Due to a generous donation our latest newsletter is another 100 plus page book, full of interesting articles and pictures. The editor, Elizabeth Corsie, has managed to procure contributions on a large variety of subjects, the following being a brief resume.
There are the usual Chairman’s and Treasurer’s reports, as well as the list of Fereday Prize commendations. The financial contribution given to the Society has allowed colour printing, which was particularly important to the first article, the overall 2019/20 Fereday Award Prize Winning Investigation by Sebastian Pesci on his grandfather, Jim Baikie. People of a certain generation will remember Jim as a talented musician, playing bass guitar in local bands. He could well have made it big in that industry, but it was through his love of illustrating comic books that he made his living. Sebastian’s fascinating account of his grandfather is laced with many of Jim’s drawings, reproduced in their full glorious colour.

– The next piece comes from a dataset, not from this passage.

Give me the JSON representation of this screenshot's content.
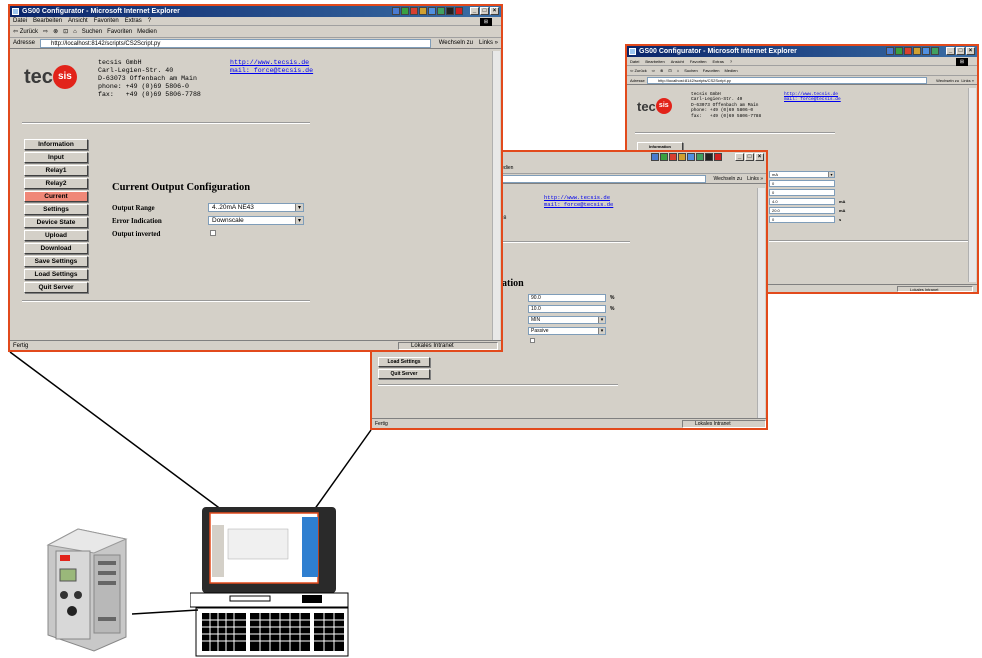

Neil Kermode’s description of the unveiling of the plaque to Murdoch Mackenzie is followed by an account of the mapping methods used by the famous eighteenth century Orkney cartographer in Mackenzie’s own words. Among the islands Mackenzie surveyed was the small uninhabited (at least by humans) island of Eynhallow, to which the Society organises an annual trip. Sadly, due to the current Covid-19 crisis, there is no trip this year. To make up for it, Elizabeth Corsie has written a detailed description of the 2019 trip. It is very much hoped that normal service can be resumed in 2021.
The remarkable story of the attack on Holm and occupation of Lamb Holm by French troops under a Scottish Jacobite is recounted by Sheena Wenham.
The work of Orkney Vintage Club is described by Cathleen Hourie and there is an account by Clive Warboys of arguably the most popular ‘plane to serve the Northern and Western Isles, the Vickers Viscount.
The Society’s stance on the infrastructure needed to service the growing renewable sector is described and there is a warning by Johnny Grimond about the potential ruination of the Orkney landscape. Whether one agrees with his point of view or not (and it is to be doubted few will), his contribution is well worth reading.
The history behind the ceremonial appearance of Halberdiers in Kirkwall is explained by Spencer Rosie and the Society’s President, Sandy Firth, gives another of his memories of the Second World War, this time giving a fascinating account of the RAF’s High Speed Launches based in Shapinsay.
The excavations at the rapidly eroding site at the Knowe of Swandro in Rousay, which includes a Neolithic chambered tomb, a substantial Iron Age roundhouse, Pictish buildings, Viking houses and a Norse Long Hall, are described.
Interspersed among the articles are many photographs and poems, including an old favourite, Bloody Orkney, complete with an extra stanza giving a local riposte.
A review by Tom Muir of The Henry Sinclair Casebook, a study into the life of Earl Henry Sinclair (1345-1400) by the late Vicki Hild. The Henry Sinclair book is available along with many other OHS publications via our Publications page
Some copies of the 2020 Newsletter are still available and can be obtained by joining the Scociety, annual fee being £10. See Membership page for details.